--- Input material ---

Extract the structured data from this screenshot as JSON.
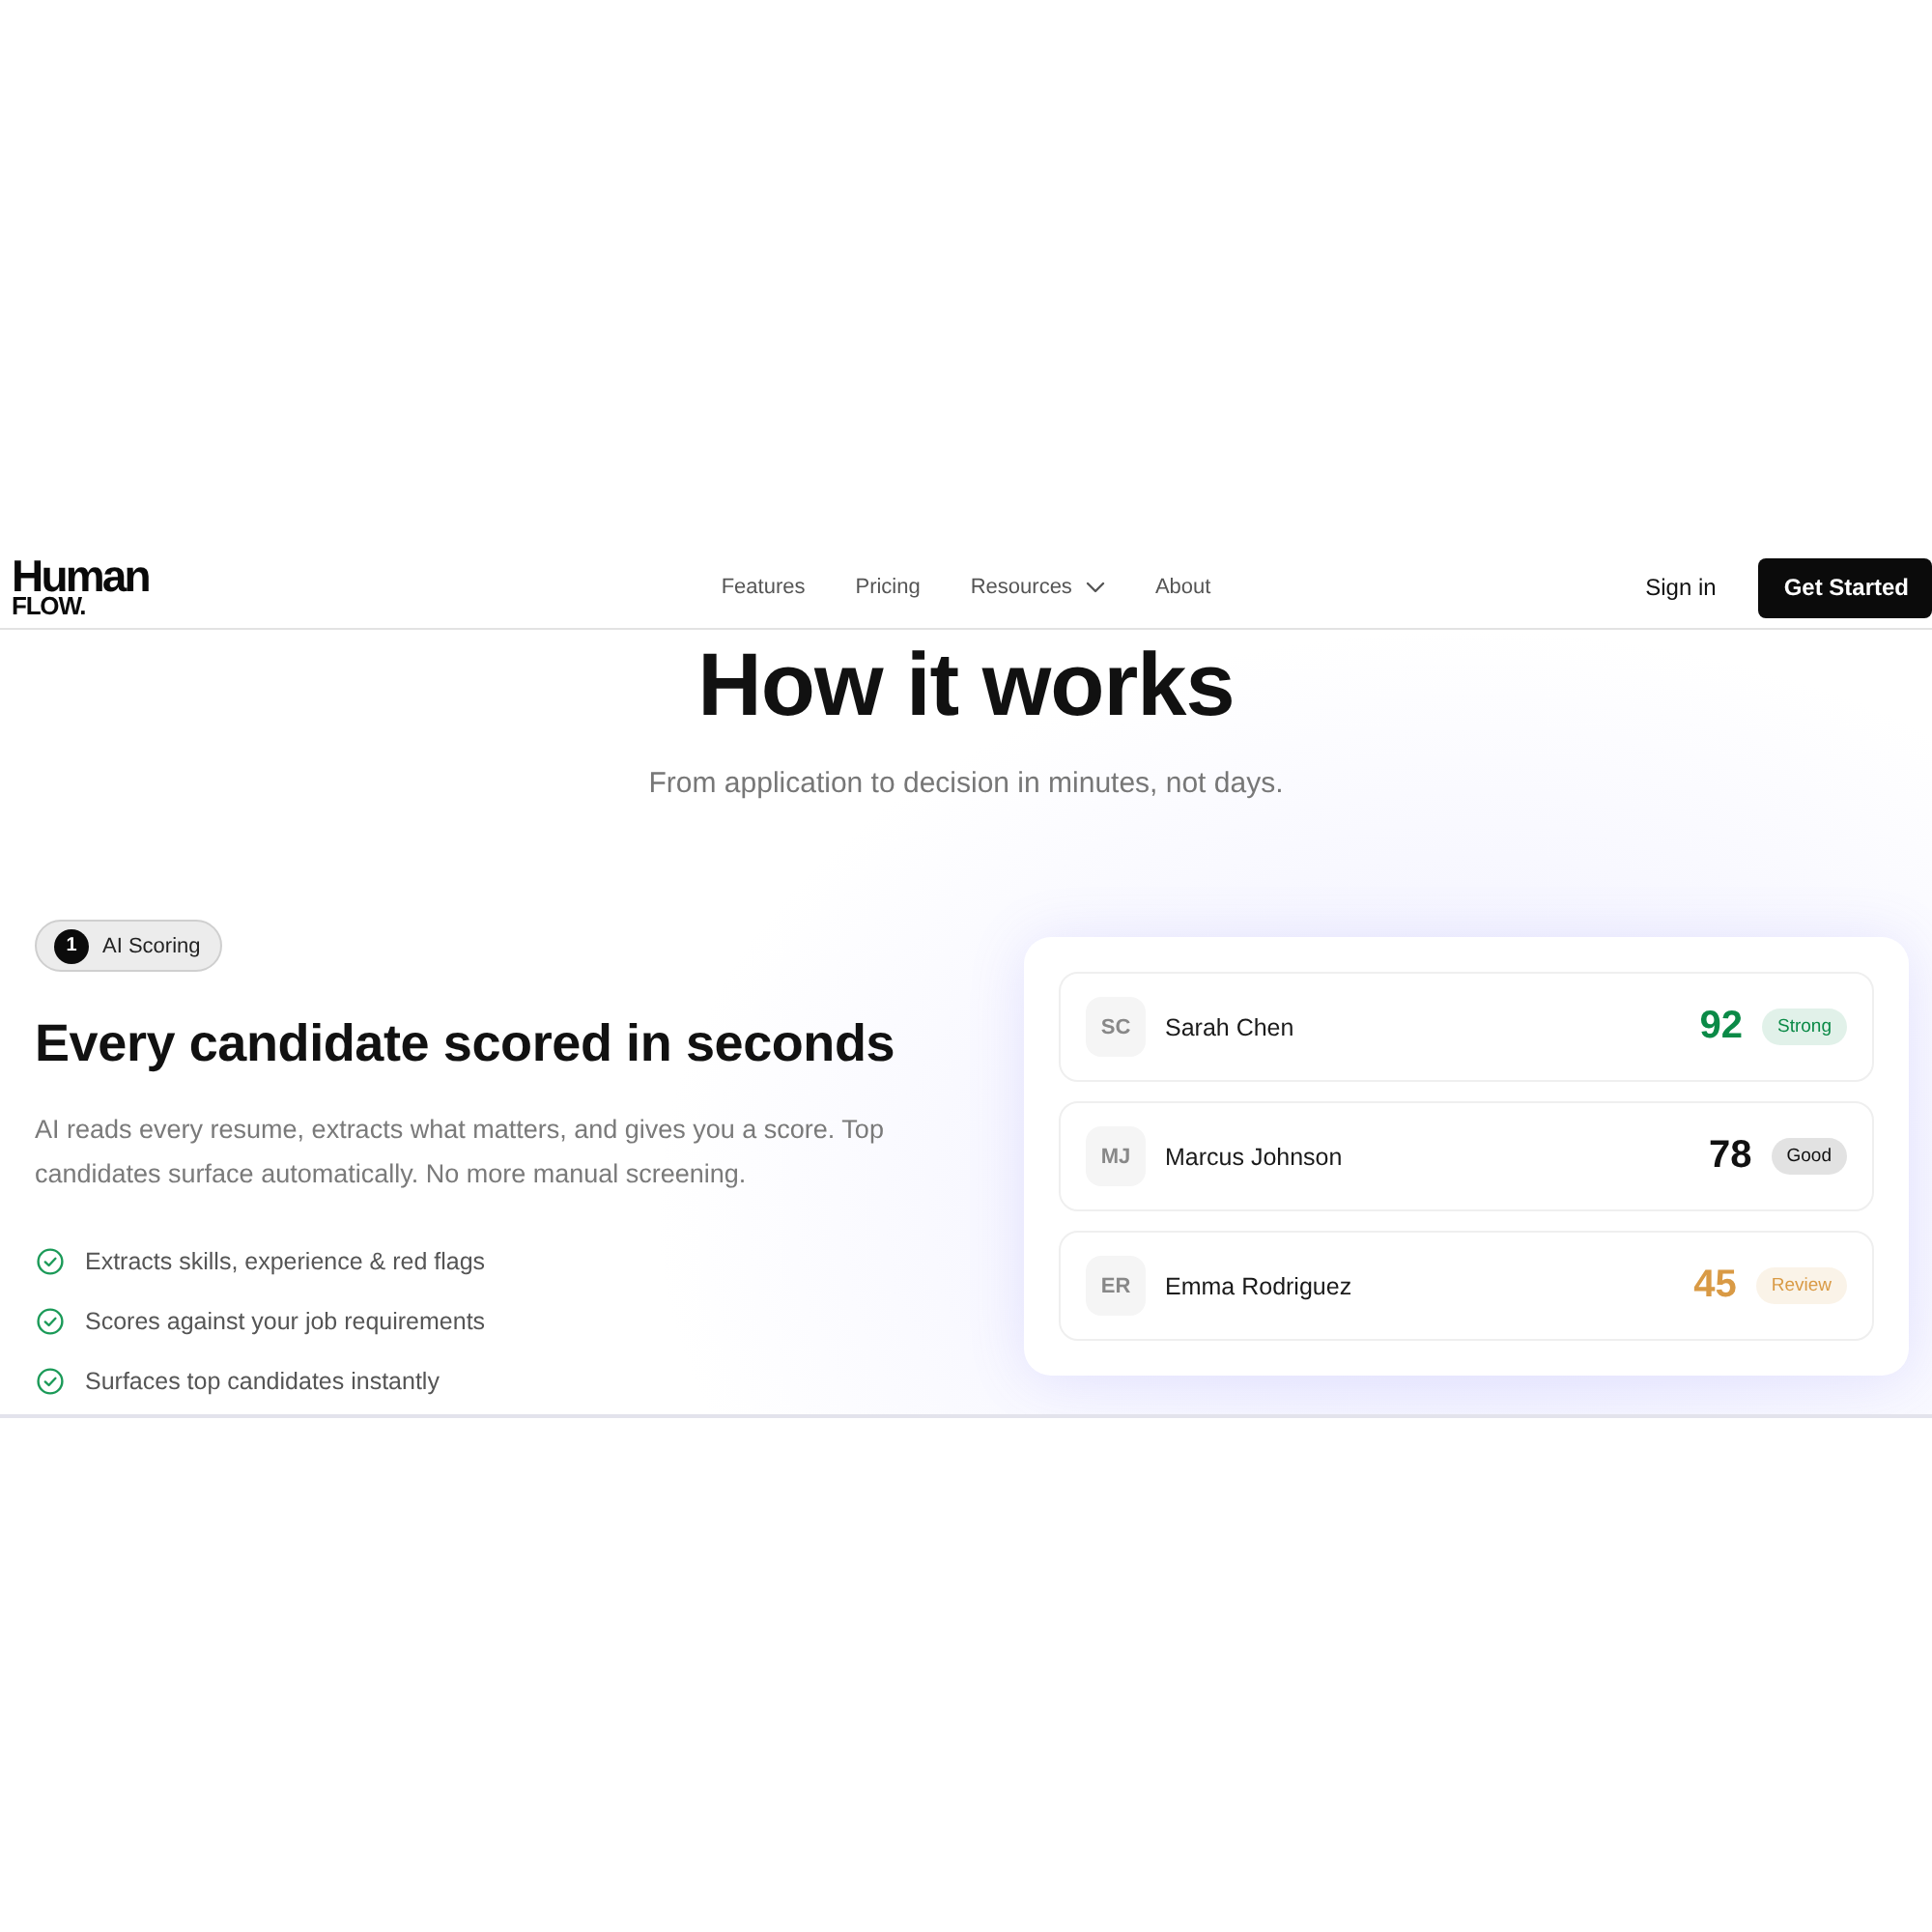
{
  "nav": {
    "logo": {
      "line_1": "Human",
      "line_2": "FLOW."
    },
    "links": [
      {
        "label": "Features",
        "dropdown": false
      },
      {
        "label": "Pricing",
        "dropdown": false
      },
      {
        "label": "Resources",
        "dropdown": true
      },
      {
        "label": "About",
        "dropdown": false
      }
    ],
    "sign_in": "Sign in",
    "cta": "Get Started"
  },
  "section": {
    "title": "How it works",
    "subtitle": "From application to decision in minutes, not days."
  },
  "step": {
    "number": "1",
    "label": "AI Scoring",
    "heading": "Every candidate scored in seconds",
    "description": "AI reads every resume, extracts what matters, and gives you a score. Top candidates surface automatically. No more manual screening.",
    "features": [
      "Extracts skills, experience & red flags",
      "Scores against your job requirements",
      "Surfaces top candidates instantly"
    ]
  },
  "candidates": [
    {
      "initials": "SC",
      "name": "Sarah Chen",
      "score": "92",
      "status": "Strong",
      "color": "#0b8a47"
    },
    {
      "initials": "MJ",
      "name": "Marcus Johnson",
      "score": "78",
      "status": "Good",
      "color": "#111111"
    },
    {
      "initials": "ER",
      "name": "Emma Rodriguez",
      "score": "45",
      "status": "Review",
      "color": "#d99a45"
    }
  ]
}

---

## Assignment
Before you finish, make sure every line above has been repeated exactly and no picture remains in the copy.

## Expected answer
Extract the structured data from this screenshot as JSON.
{
  "nav": {
    "logo": {
      "line_1": "Human",
      "line_2": "FLOW."
    },
    "links": [
      {
        "label": "Features",
        "dropdown": false
      },
      {
        "label": "Pricing",
        "dropdown": false
      },
      {
        "label": "Resources",
        "dropdown": true
      },
      {
        "label": "About",
        "dropdown": false
      }
    ],
    "sign_in": "Sign in",
    "cta": "Get Started"
  },
  "section": {
    "title": "How it works",
    "subtitle": "From application to decision in minutes, not days."
  },
  "step": {
    "number": "1",
    "label": "AI Scoring",
    "heading": "Every candidate scored in seconds",
    "description": "AI reads every resume, extracts what matters, and gives you a score. Top candidates surface automatically. No more manual screening.",
    "features": [
      "Extracts skills, experience & red flags",
      "Scores against your job requirements",
      "Surfaces top candidates instantly"
    ]
  },
  "candidates": [
    {
      "initials": "SC",
      "name": "Sarah Chen",
      "score": "92",
      "status": "Strong",
      "color": "#0b8a47"
    },
    {
      "initials": "MJ",
      "name": "Marcus Johnson",
      "score": "78",
      "status": "Good",
      "color": "#111111"
    },
    {
      "initials": "ER",
      "name": "Emma Rodriguez",
      "score": "45",
      "status": "Review",
      "color": "#d99a45"
    }
  ]
}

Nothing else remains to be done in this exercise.